Trinitas Regional Medical Center, an acute care teaching hospital, provides care throughout the state. It will retain its Catholic identity.
RWJBarnabas Health, based in West Orange, New Jersey, has signed a letter of intent to acquire Trinitas Regional Medical Center, a 554-bed acute care Catholic teaching hospital in Elizabeth, New Jersey.
The organizations announced the letter's signing Thursday and said they expect to reach a definitive agreement by the end of the year to make Trinitas and its affiliates—which provide healthcare services throughout New Jersey's 21 counties—into the RWJBarnabas Health organization.
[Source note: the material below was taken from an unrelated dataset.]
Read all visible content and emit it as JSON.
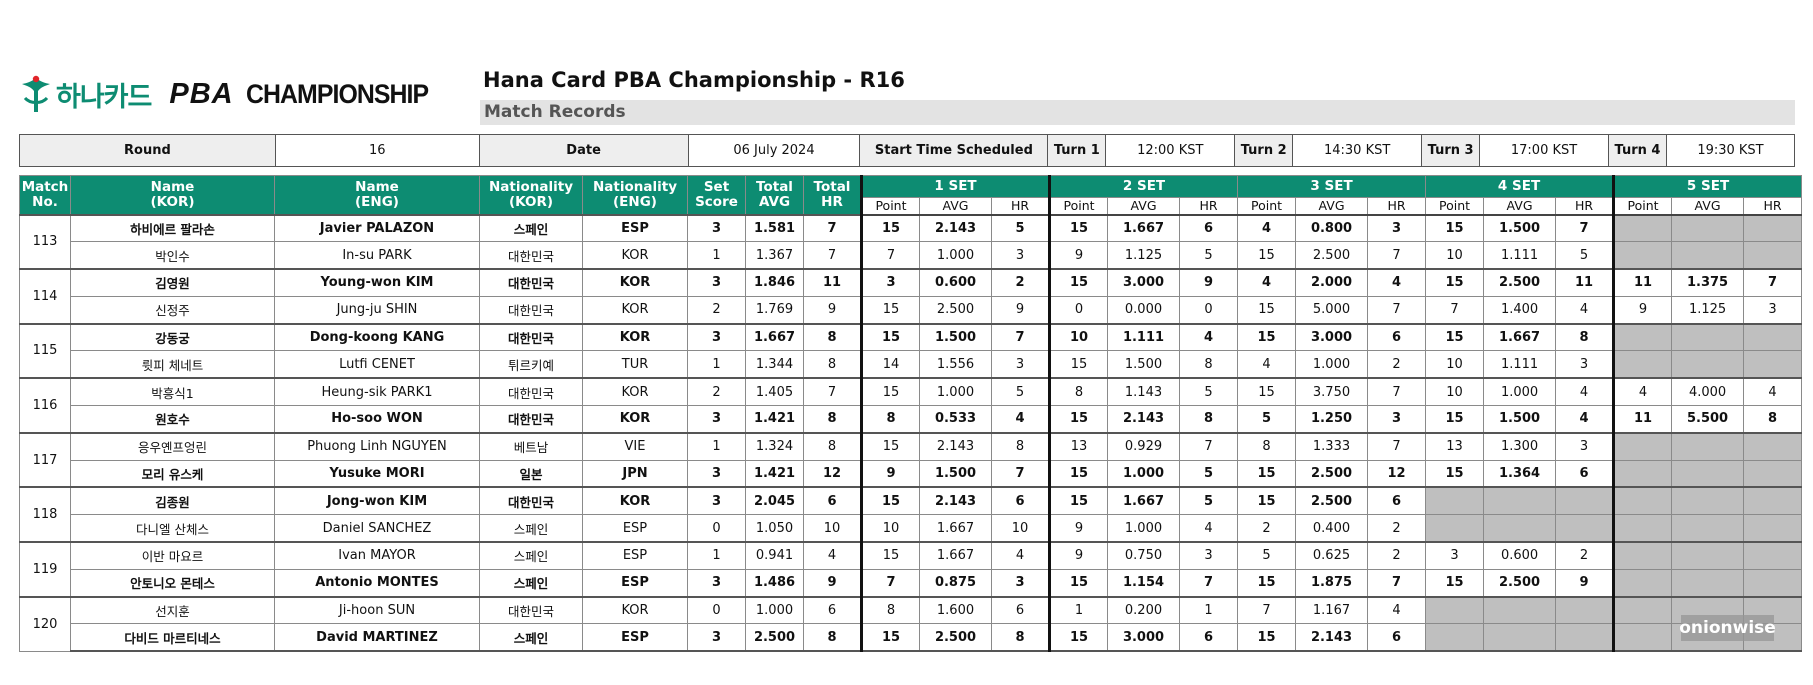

Trinitas, which formed as the result of a merger between Elizabeth General Medical Center and St. Elizabeth Hospital in 2000, would continue to be a Catholic institution that abides by the Catholic Ethical and Religious Directives, according to the announcement. It would continue to be sponsored by the Sisters of Charity of Saint Elizabeth, served by the Elizabethtown Healthcare Foundation, and overseen by the Trinitas board.
"I see our eventual move into the RWJBarnabas Health system as an extremely positive and exciting development for our institution—one that will give us the resources and opportunities to greatly enhance the already high level of care we provide to our community," Trinitas President and CEO Gary S. Horan, FACHE, said in a statement.
RWJBarnabas Health President and CEO Barry H. Ostrowsky said his team is excited to collaborate through this potential deal.
"The rapidly changing health care landscape presents new challenges and opportunities," Ostrowsky said in the statement. "Trinitas is a vital resource to the eastern Union County community, and through this agreement we would greatly expand our reach into new communities with our mission of improving the health and well-being of its residents."
RWJBarnabas Health includes 11 acute care hospitals, three acute care children's hospitals, and a pediatric rehabilitation hospital, among many other facilities. It also partners with Rutgers University to create an academic health care system.
The transaction would require approvals from state and federal officials and the Catholic Church.
Steven Porter is an associate content manager and Strategy editor for HealthLeaders, a Simplify Compliance brand.